Effect of interferon therapy on the development of hepatocellular carcinoma in patients with hepatitis C virus-related cirrhosis: a meta-analysis
Article first published online: 15 JAN 2002
Alimentary Pharmacology & Therapeutics
Volume 15, Issue 5, pages 689–698, May 2001
How to Cite
Papatheodoridis, G. V., Papadimitropoulos, V. C. and Hadziyannis, S. J. (2001), Effect of interferon therapy on the development of hepatocellular carcinoma in patients with hepatitis C virus-related cirrhosis: a meta-analysis. Alimentary Pharmacology & Therapeutics, 15: 689–698. doi: 10.1046/j.1365-2036.2001.00979.x
- Issue published online: 15 JAN 2002
- Article first published online: 15 JAN 2002
The role of interferon in the prevention of hepatocellular carcinoma remains controversial.
In this meta-analysis we evaluated the hepatocellular carcinoma incidence in interferon-treated and -untreated patients with hepatitis C virus-related cirrhosis.
Eleven studies with 2178 patients were found to fulfil our inclusion criteria. The pooled odds ratio (OR) and 95% confidence intervals (CI) were calculated from the raw study data.
Hepatocellular carcinoma development was significantly more frequent in untreated (21.5%) than in interferon-treated patients (8.2%; OR: 3.0, 95% CI: 2.3–3.9). In the five studies reporting hepatocellular carcinoma incidence in patients with and without sustained response to interferon, hepatocellular carcinoma was detected at a much higher rate in patients without (9%) than with a sustained response (0.9%; OR: 3.7, 95% CI: 1.7–7.8). Moreover, hepatocellular carcinoma developed significantly more frequently in the untreated patients than in the non-sustained responders (OR: 2.7, 95% CI: 1.9–3.9). The benefit from interferon on hepatocellular carcinoma incidence was not influenced by the study type (prospective or retrospective), the follow-up duration, or the study origin.

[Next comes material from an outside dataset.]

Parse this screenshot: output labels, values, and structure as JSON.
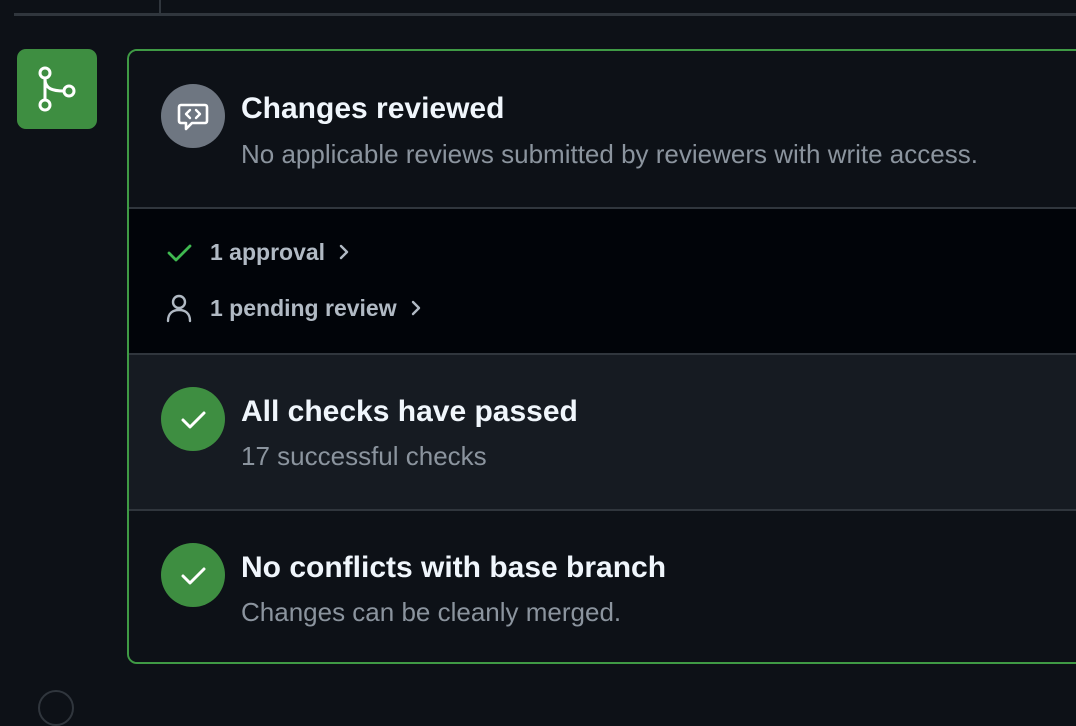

Interferon therapy significantly reduces the hepatocellular carcinoma risk in patients with hepatitis C virus cirrhosis. Hepatocellular carcinoma development becomes almost negligible among sustained responders, but a reduction in hepatocellular carcinoma incidence is also achieved even in the non-sustained responders.